== Your instructions ==
Every line of the listing that holds the word "Gradle" should be returned.

== Dataset records ==
==============================

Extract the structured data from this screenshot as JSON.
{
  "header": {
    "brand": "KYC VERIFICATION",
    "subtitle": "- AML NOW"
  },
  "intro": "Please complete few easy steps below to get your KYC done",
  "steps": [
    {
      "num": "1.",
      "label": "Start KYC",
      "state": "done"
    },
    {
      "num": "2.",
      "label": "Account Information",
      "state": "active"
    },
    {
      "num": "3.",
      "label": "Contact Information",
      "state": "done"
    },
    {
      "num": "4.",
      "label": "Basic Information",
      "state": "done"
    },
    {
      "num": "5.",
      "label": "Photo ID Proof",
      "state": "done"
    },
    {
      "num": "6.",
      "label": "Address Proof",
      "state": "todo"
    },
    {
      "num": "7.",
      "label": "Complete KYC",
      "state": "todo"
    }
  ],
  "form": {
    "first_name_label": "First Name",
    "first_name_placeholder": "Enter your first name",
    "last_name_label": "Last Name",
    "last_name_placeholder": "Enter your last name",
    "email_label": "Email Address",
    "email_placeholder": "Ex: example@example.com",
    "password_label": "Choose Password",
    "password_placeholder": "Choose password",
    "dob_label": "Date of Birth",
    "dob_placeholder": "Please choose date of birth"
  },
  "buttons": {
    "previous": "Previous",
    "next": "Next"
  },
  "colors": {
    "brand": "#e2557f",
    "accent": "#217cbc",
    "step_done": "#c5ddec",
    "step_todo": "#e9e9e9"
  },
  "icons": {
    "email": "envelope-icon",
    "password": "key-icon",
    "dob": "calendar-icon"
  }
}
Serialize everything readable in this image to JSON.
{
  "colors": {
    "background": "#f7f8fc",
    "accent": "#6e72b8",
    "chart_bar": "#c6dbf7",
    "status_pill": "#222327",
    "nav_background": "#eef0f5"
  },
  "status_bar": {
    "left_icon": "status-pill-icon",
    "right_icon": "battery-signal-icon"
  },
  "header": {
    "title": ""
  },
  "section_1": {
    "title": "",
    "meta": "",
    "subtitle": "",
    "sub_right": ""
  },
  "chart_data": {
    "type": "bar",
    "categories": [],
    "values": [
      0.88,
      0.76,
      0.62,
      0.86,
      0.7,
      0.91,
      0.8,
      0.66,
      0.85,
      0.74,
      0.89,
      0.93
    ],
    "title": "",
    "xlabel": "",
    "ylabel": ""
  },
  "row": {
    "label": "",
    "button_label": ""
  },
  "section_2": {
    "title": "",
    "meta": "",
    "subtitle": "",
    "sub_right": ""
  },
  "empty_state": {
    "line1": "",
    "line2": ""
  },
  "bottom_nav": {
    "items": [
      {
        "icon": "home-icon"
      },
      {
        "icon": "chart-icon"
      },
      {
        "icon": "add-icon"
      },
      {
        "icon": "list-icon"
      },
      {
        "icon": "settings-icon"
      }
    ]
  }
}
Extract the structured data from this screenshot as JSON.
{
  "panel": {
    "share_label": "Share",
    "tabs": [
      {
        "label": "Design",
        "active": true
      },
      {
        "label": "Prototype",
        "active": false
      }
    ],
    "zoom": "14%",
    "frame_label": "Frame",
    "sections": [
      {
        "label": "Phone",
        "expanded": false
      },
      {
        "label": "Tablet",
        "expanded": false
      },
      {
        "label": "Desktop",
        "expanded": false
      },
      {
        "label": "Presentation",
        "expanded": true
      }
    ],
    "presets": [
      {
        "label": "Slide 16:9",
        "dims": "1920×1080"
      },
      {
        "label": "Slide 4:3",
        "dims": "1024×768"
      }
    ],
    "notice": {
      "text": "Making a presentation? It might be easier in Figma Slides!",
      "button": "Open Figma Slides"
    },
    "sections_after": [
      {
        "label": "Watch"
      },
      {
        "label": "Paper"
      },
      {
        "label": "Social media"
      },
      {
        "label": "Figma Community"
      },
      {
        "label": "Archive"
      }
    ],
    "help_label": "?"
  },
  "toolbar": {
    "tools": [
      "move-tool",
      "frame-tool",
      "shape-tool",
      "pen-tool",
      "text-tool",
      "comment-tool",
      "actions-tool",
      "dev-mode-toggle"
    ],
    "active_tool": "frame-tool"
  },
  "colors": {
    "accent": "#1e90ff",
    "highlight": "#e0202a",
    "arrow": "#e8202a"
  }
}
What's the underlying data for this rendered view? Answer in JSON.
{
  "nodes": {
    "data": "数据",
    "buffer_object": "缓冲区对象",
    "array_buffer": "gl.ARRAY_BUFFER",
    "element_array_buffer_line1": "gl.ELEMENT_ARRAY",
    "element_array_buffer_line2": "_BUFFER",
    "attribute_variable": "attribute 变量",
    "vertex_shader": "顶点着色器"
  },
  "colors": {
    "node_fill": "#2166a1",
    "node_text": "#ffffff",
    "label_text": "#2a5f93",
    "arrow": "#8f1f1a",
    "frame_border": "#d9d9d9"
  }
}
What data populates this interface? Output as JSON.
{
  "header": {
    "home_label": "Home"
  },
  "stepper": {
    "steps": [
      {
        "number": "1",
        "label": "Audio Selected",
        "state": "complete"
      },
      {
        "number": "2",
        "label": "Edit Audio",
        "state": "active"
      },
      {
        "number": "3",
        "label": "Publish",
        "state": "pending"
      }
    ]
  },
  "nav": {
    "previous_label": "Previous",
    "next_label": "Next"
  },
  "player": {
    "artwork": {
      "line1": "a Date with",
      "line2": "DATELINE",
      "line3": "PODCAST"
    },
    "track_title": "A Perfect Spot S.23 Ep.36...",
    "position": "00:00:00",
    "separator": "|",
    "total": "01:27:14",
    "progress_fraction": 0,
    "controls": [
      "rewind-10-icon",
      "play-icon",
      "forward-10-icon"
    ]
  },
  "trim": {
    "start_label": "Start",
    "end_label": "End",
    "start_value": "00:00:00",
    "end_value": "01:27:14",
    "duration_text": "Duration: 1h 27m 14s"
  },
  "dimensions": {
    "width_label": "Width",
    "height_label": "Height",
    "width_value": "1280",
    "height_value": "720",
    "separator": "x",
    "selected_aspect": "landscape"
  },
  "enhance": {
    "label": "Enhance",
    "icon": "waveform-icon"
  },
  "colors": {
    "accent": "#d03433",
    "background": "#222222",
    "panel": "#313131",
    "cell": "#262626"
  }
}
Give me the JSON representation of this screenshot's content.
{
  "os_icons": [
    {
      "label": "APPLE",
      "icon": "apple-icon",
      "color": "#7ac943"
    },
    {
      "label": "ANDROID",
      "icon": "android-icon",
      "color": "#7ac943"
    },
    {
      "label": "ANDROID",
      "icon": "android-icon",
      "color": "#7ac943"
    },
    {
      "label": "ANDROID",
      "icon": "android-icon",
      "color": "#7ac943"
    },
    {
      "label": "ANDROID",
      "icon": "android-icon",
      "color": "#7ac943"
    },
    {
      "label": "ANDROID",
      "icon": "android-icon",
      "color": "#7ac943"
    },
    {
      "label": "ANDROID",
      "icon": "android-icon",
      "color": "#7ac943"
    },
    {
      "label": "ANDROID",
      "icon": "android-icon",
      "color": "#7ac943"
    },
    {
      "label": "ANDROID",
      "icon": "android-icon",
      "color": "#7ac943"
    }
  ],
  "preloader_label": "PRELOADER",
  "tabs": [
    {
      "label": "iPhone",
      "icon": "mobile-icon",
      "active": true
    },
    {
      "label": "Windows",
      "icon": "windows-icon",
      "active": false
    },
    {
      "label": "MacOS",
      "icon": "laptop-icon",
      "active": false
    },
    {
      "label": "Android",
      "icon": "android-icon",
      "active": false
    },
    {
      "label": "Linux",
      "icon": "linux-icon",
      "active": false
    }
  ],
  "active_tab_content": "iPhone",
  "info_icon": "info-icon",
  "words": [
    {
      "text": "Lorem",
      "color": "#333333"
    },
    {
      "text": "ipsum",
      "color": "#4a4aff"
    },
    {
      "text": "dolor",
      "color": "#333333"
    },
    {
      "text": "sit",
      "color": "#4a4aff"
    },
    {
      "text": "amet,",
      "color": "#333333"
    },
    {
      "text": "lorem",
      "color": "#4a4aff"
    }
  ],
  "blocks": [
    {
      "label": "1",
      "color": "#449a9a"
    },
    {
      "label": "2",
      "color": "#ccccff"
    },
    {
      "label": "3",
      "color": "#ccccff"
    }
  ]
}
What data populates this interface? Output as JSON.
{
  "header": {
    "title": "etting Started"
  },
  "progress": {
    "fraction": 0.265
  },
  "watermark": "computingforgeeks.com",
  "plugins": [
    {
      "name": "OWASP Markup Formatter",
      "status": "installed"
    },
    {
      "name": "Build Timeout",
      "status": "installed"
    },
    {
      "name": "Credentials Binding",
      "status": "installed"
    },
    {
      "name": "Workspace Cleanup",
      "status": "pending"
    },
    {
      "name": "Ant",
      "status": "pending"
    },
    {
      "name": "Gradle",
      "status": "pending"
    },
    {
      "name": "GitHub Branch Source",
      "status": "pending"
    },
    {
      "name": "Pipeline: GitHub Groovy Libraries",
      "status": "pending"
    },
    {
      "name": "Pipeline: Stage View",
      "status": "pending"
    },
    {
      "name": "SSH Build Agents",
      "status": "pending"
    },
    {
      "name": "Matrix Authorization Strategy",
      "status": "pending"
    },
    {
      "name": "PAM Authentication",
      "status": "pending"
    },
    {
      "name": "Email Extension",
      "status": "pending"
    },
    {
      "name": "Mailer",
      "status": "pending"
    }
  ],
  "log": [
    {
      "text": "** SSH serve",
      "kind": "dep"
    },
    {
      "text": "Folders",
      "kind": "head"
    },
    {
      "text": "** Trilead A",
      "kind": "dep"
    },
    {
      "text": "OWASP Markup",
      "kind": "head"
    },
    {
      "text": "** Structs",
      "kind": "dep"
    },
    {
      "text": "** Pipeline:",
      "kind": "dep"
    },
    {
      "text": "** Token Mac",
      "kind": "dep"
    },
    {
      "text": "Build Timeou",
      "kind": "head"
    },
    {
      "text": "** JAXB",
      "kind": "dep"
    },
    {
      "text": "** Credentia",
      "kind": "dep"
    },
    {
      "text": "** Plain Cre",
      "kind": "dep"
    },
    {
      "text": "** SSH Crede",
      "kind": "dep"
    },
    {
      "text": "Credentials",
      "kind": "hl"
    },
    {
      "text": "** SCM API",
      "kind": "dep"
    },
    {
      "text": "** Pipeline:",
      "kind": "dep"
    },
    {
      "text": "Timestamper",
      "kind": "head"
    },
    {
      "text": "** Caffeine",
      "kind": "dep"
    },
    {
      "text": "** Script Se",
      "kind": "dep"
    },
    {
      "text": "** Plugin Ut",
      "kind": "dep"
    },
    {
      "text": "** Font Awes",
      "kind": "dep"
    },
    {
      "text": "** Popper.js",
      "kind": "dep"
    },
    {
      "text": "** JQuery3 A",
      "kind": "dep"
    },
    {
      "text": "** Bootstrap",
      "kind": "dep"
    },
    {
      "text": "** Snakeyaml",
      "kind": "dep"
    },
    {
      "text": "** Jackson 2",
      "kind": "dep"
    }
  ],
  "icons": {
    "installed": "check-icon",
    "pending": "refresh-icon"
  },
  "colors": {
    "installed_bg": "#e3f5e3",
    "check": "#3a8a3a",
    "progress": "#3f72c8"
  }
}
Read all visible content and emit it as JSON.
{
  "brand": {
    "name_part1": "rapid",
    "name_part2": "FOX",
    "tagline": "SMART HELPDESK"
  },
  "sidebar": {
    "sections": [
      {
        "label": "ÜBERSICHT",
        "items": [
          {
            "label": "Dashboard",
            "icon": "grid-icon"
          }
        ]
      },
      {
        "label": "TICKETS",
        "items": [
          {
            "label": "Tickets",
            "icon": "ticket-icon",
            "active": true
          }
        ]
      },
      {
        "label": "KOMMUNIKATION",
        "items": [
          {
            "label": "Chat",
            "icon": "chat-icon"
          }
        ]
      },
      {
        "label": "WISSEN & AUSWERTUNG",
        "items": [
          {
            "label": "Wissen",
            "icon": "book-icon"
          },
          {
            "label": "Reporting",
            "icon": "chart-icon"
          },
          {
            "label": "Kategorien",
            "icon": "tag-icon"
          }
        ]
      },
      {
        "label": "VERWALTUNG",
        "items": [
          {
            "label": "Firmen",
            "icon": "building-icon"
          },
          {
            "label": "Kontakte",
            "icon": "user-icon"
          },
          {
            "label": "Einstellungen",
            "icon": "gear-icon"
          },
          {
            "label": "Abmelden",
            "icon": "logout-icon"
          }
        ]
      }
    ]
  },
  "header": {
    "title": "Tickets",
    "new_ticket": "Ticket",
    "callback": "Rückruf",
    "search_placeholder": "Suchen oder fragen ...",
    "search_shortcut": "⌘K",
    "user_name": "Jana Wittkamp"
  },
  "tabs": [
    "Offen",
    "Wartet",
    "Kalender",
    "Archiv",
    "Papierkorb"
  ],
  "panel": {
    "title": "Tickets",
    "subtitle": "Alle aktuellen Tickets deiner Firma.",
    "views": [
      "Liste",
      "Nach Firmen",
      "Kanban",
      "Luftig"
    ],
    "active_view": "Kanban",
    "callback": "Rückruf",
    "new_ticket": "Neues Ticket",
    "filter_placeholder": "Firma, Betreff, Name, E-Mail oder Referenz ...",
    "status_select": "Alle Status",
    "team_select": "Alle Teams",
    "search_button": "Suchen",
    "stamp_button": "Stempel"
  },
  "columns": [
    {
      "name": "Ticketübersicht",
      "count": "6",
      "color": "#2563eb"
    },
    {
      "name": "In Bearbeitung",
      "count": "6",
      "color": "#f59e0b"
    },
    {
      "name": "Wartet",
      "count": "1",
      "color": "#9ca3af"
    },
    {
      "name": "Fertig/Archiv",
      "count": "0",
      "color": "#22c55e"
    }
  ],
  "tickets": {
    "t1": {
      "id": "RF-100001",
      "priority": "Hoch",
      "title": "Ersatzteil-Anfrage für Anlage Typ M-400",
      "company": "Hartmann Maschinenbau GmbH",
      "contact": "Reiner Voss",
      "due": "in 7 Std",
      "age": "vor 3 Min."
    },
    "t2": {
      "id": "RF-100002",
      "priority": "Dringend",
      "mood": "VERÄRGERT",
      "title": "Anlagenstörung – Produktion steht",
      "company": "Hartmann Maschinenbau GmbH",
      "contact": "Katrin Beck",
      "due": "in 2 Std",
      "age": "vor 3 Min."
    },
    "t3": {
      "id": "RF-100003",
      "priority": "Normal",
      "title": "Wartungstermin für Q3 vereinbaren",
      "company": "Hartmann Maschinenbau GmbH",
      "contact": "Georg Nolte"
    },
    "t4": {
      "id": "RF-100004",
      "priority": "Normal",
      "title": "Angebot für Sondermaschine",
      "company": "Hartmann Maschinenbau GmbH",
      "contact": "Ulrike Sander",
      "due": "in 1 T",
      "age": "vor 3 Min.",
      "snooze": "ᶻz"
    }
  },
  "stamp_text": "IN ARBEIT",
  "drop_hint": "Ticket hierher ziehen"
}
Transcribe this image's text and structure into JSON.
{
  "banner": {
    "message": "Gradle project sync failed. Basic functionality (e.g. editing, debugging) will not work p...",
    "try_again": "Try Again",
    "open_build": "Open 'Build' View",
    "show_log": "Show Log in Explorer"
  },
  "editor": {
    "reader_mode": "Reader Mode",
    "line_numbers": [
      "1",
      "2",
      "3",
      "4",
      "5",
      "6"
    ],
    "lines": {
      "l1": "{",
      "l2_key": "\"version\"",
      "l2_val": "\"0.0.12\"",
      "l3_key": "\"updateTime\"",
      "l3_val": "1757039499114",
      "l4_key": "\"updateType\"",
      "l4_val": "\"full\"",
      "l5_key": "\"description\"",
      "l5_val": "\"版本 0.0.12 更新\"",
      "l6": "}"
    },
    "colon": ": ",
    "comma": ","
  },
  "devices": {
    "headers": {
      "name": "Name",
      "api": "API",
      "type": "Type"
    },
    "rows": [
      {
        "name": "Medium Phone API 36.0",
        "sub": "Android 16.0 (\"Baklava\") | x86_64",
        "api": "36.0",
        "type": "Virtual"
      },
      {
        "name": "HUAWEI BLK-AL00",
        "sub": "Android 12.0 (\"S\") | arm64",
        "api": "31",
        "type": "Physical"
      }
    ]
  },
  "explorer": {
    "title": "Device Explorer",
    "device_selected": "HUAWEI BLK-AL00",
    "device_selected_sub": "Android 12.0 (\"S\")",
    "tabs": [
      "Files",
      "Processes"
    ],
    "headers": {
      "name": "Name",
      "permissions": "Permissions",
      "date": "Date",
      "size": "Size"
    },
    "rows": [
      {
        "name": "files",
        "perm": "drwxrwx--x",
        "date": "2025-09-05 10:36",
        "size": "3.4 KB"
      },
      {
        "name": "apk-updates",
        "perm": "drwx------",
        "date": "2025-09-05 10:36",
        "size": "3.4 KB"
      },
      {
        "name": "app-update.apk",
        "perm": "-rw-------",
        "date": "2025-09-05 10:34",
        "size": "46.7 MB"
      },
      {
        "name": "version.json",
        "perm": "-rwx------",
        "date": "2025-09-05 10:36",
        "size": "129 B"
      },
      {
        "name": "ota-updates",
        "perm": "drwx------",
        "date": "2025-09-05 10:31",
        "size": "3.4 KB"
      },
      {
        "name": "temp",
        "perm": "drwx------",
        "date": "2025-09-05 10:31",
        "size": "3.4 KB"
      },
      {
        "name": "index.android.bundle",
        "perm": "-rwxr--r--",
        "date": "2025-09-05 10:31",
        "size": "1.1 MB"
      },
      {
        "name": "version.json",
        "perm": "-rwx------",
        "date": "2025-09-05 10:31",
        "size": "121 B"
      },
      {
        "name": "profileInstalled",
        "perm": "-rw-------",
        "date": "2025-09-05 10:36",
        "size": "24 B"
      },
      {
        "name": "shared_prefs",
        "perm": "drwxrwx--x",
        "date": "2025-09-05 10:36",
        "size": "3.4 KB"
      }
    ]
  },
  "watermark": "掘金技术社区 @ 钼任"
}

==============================

== Reply ==
      "name": "Gradle",
    "message": "Gradle project sync failed. Basic functionality (e.g. editing, debugging) will not work p...",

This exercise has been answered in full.